→ Data section:
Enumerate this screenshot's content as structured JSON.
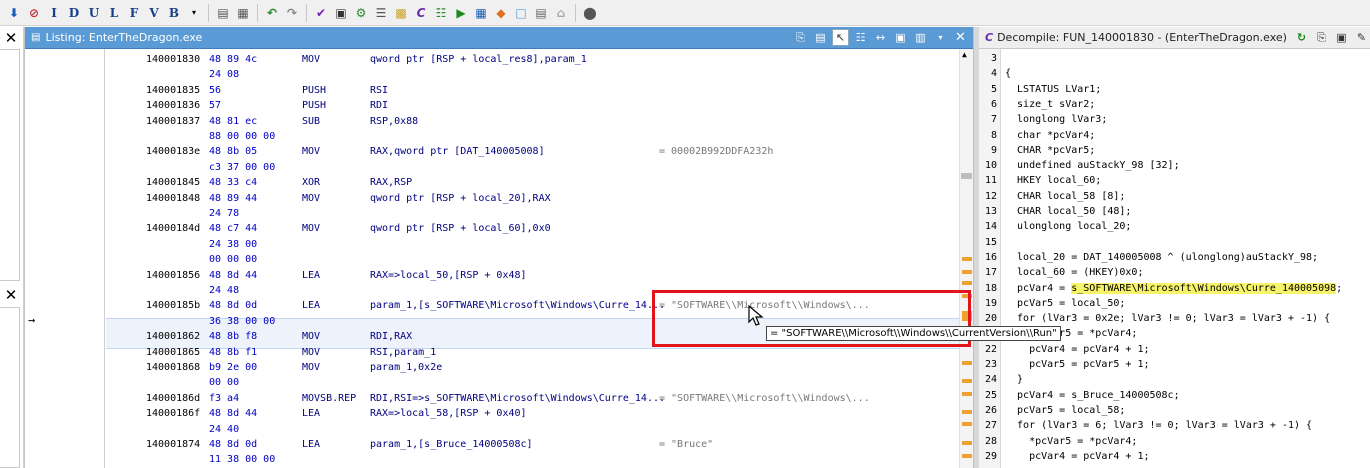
{
  "toolbar": {
    "letters": [
      "I",
      "D",
      "U",
      "L",
      "F",
      "V",
      "B"
    ]
  },
  "listing": {
    "title": "Listing:  EnterTheDragon.exe",
    "rows": [
      {
        "addr": "140001830",
        "bytes": "48 89 4c",
        "mnem": "MOV",
        "opnd": "qword ptr [RSP + local_res8],param_1",
        "cmt": ""
      },
      {
        "addr": "",
        "bytes": "24 08",
        "mnem": "",
        "opnd": "",
        "cmt": ""
      },
      {
        "addr": "140001835",
        "bytes": "56",
        "mnem": "PUSH",
        "opnd": "RSI",
        "cmt": ""
      },
      {
        "addr": "140001836",
        "bytes": "57",
        "mnem": "PUSH",
        "opnd": "RDI",
        "cmt": ""
      },
      {
        "addr": "140001837",
        "bytes": "48 81 ec",
        "mnem": "SUB",
        "opnd": "RSP,0x88",
        "cmt": ""
      },
      {
        "addr": "",
        "bytes": "88 00 00 00",
        "mnem": "",
        "opnd": "",
        "cmt": ""
      },
      {
        "addr": "14000183e",
        "bytes": "48 8b 05",
        "mnem": "MOV",
        "opnd": "RAX,qword ptr [DAT_140005008]",
        "cmt": "= 00002B992DDFA232h"
      },
      {
        "addr": "",
        "bytes": "c3 37 00 00",
        "mnem": "",
        "opnd": "",
        "cmt": ""
      },
      {
        "addr": "140001845",
        "bytes": "48 33 c4",
        "mnem": "XOR",
        "opnd": "RAX,RSP",
        "cmt": ""
      },
      {
        "addr": "140001848",
        "bytes": "48 89 44",
        "mnem": "MOV",
        "opnd": "qword ptr [RSP + local_20],RAX",
        "cmt": ""
      },
      {
        "addr": "",
        "bytes": "24 78",
        "mnem": "",
        "opnd": "",
        "cmt": ""
      },
      {
        "addr": "14000184d",
        "bytes": "48 c7 44",
        "mnem": "MOV",
        "opnd": "qword ptr [RSP + local_60],0x0",
        "cmt": ""
      },
      {
        "addr": "",
        "bytes": "24 38 00",
        "mnem": "",
        "opnd": "",
        "cmt": ""
      },
      {
        "addr": "",
        "bytes": "00 00 00",
        "mnem": "",
        "opnd": "",
        "cmt": ""
      },
      {
        "addr": "140001856",
        "bytes": "48 8d 44",
        "mnem": "LEA",
        "opnd": "RAX=>local_50,[RSP + 0x48]",
        "cmt": ""
      },
      {
        "addr": "",
        "bytes": "24 48",
        "mnem": "",
        "opnd": "",
        "cmt": ""
      },
      {
        "addr": "14000185b",
        "bytes": "48 8d 0d",
        "mnem": "LEA",
        "opnd": "param_1,[s_SOFTWARE\\Microsoft\\Windows\\Curre_14...",
        "cmt": "= \"SOFTWARE\\\\Microsoft\\\\Windows\\..."
      },
      {
        "addr": "",
        "bytes": "36 38 00 00",
        "mnem": "",
        "opnd": "",
        "cmt": ""
      },
      {
        "addr": "140001862",
        "bytes": "48 8b f8",
        "mnem": "MOV",
        "opnd": "RDI,RAX",
        "cmt": ""
      },
      {
        "addr": "140001865",
        "bytes": "48 8b f1",
        "mnem": "MOV",
        "opnd": "RSI,param_1",
        "cmt": ""
      },
      {
        "addr": "140001868",
        "bytes": "b9 2e 00",
        "mnem": "MOV",
        "opnd": "param_1,0x2e",
        "cmt": ""
      },
      {
        "addr": "",
        "bytes": "00 00",
        "mnem": "",
        "opnd": "",
        "cmt": ""
      },
      {
        "addr": "14000186d",
        "bytes": "f3 a4",
        "mnem": "MOVSB.REP",
        "opnd": "RDI,RSI=>s_SOFTWARE\\Microsoft\\Windows\\Curre_14...",
        "cmt": "= \"SOFTWARE\\\\Microsoft\\\\Windows\\..."
      },
      {
        "addr": "14000186f",
        "bytes": "48 8d 44",
        "mnem": "LEA",
        "opnd": "RAX=>local_58,[RSP + 0x40]",
        "cmt": ""
      },
      {
        "addr": "",
        "bytes": "24 40",
        "mnem": "",
        "opnd": "",
        "cmt": ""
      },
      {
        "addr": "140001874",
        "bytes": "48 8d 0d",
        "mnem": "LEA",
        "opnd": "param_1,[s_Bruce_14000508c]",
        "cmt": "= \"Bruce\""
      },
      {
        "addr": "",
        "bytes": "11 38 00 00",
        "mnem": "",
        "opnd": "",
        "cmt": ""
      }
    ]
  },
  "decompile": {
    "title": "Decompile: FUN_140001830 -  (EnterTheDragon.exe)",
    "lines": [
      {
        "n": "3",
        "t": ""
      },
      {
        "n": "4",
        "t": "{"
      },
      {
        "n": "5",
        "t": "  LSTATUS LVar1;"
      },
      {
        "n": "6",
        "t": "  size_t sVar2;"
      },
      {
        "n": "7",
        "t": "  longlong lVar3;"
      },
      {
        "n": "8",
        "t": "  char *pcVar4;"
      },
      {
        "n": "9",
        "t": "  CHAR *pcVar5;"
      },
      {
        "n": "10",
        "t": "  undefined auStackY_98 [32];"
      },
      {
        "n": "11",
        "t": "  HKEY local_60;"
      },
      {
        "n": "12",
        "t": "  CHAR local_58 [8];"
      },
      {
        "n": "13",
        "t": "  CHAR local_50 [48];"
      },
      {
        "n": "14",
        "t": "  ulonglong local_20;"
      },
      {
        "n": "15",
        "t": ""
      },
      {
        "n": "16",
        "t": "  local_20 = DAT_140005008 ^ (ulonglong)auStackY_98;"
      },
      {
        "n": "17",
        "t": "  local_60 = (HKEY)0x0;"
      },
      {
        "n": "18",
        "t": "  pcVar4 = s_SOFTWARE\\Microsoft\\Windows\\Curre_140005098;"
      },
      {
        "n": "19",
        "t": "  pcVar5 = local_50;"
      },
      {
        "n": "20",
        "t": "  for (lVar3 = 0x2e; lVar3 != 0; lVar3 = lVar3 + -1) {"
      },
      {
        "n": "21",
        "t": "    *pcVar5 = *pcVar4;"
      },
      {
        "n": "22",
        "t": "    pcVar4 = pcVar4 + 1;"
      },
      {
        "n": "23",
        "t": "    pcVar5 = pcVar5 + 1;"
      },
      {
        "n": "24",
        "t": "  }"
      },
      {
        "n": "25",
        "t": "  pcVar4 = s_Bruce_14000508c;"
      },
      {
        "n": "26",
        "t": "  pcVar5 = local_58;"
      },
      {
        "n": "27",
        "t": "  for (lVar3 = 6; lVar3 != 0; lVar3 = lVar3 + -1) {"
      },
      {
        "n": "28",
        "t": "    *pcVar5 = *pcVar4;"
      },
      {
        "n": "29",
        "t": "    pcVar4 = pcVar4 + 1;"
      }
    ]
  },
  "tooltip": {
    "text": "= \"SOFTWARE\\\\Microsoft\\\\Windows\\\\CurrentVersion\\\\Run\""
  },
  "colors": {
    "title_active": "#5b9bd5",
    "highlight_var": "#f8f46a",
    "annotation_box": "#e0141a"
  }
}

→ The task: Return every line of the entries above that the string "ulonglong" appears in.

→ Written solution:
        "t": "  ulonglong local_20;"
        "t": "  local_20 = DAT_140005008 ^ (ulonglong)auStackY_98;"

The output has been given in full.